Universal mandatory reporting laws increase complaints but do not reduce violence against children, research shows.
Children are the “collateral damage” of a system obsessed with punishing rather than supporting mothers.
A 20-second bond hearing changed the lives of Lavette Mayes and her children because she couldn’t afford bail.
After New York State ended a free bussing service designed to help families visit incarcerated loved ones in 2011, visits have plummeted.
Formerly incarcerated people suffer from losing their community twice — first while entering prison and again while leaving it.
The specter of gang membership is used to justify massive state violence against young men of color and their families.
Confinement in immigrant family jails traumatizes refugee children fleeing violence.
In the shadow of the University of Illinois Urbana-Champaign, Black families are ripped apart by mass incarceration.
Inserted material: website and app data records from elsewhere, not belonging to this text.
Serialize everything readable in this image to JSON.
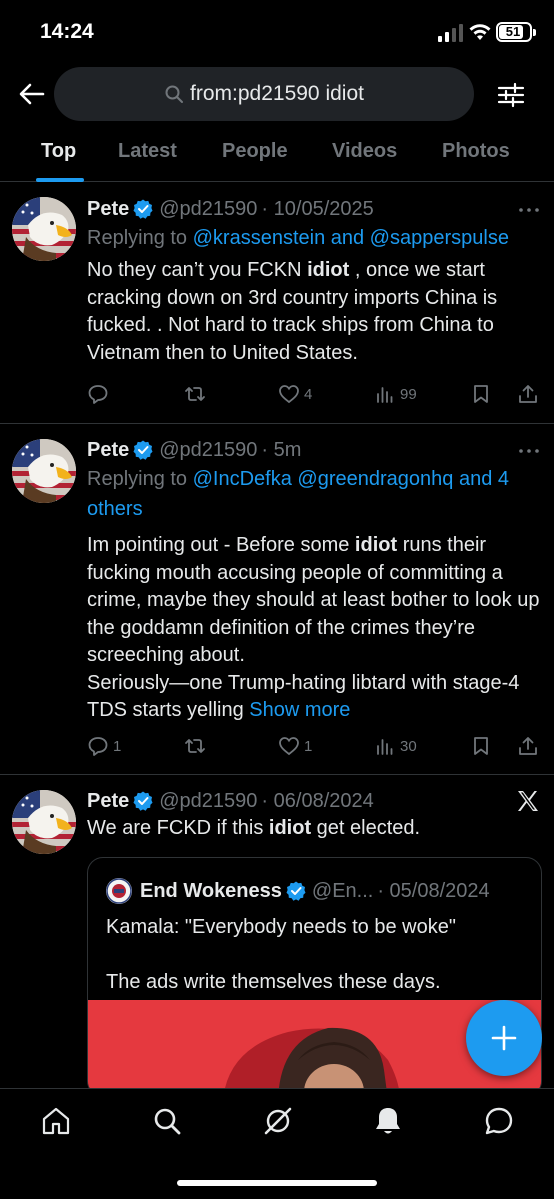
{
  "status_bar": {
    "time": "14:24",
    "battery_level": "51"
  },
  "search": {
    "query": "from:pd21590 idiot"
  },
  "tabs": [
    {
      "label": "Top",
      "active": true
    },
    {
      "label": "Latest"
    },
    {
      "label": "People"
    },
    {
      "label": "Videos"
    },
    {
      "label": "Photos"
    }
  ],
  "tweets": [
    {
      "name": "Pete",
      "handle": "@pd21590",
      "time": "· 10/05/2025",
      "replying_prefix": "Replying to ",
      "replying_to": "@krassenstein and @sapperspulse",
      "body_parts": [
        "No they can’t you FCKN ",
        "idiot",
        " , once we start cracking down on 3rd country imports China is fucked. .  Not hard to track ships from China to Vietnam then to United States."
      ],
      "stats": {
        "replies": "",
        "reposts": "",
        "likes": "4",
        "views": "99"
      }
    },
    {
      "name": "Pete",
      "handle": "@pd21590",
      "time": "· 5m",
      "replying_prefix": "Replying to ",
      "replying_to": "@IncDefka @greendragonhq and 4 others",
      "body_parts": [
        "Im pointing out - Before some ",
        "idiot",
        " runs their fucking mouth accusing people of committing a crime, maybe they should at least bother to look up the goddamn definition of the crimes they’re screeching about.\nSeriously—one Trump-hating libtard with stage-4 TDS starts yelling "
      ],
      "show_more": "Show more",
      "stats": {
        "replies": "1",
        "reposts": "",
        "likes": "1",
        "views": "30"
      }
    },
    {
      "name": "Pete",
      "handle": "@pd21590",
      "time": "· 06/08/2024",
      "body_parts": [
        "We are FCKD if this ",
        "idiot",
        " get elected."
      ],
      "quote": {
        "name": "End Wokeness",
        "handle": "@En...",
        "time": "· 05/08/2024",
        "text": "Kamala: \"Everybody needs to be woke\"\n\nThe ads write themselves these days."
      }
    }
  ],
  "colors": {
    "accent": "#1d9bf0",
    "muted": "#71767b",
    "text": "#e7e9ea",
    "border": "#2f3336"
  }
}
Incarcerated parents — usually mothers — have to meet formidable benchmarks to avoid permanently losing custody.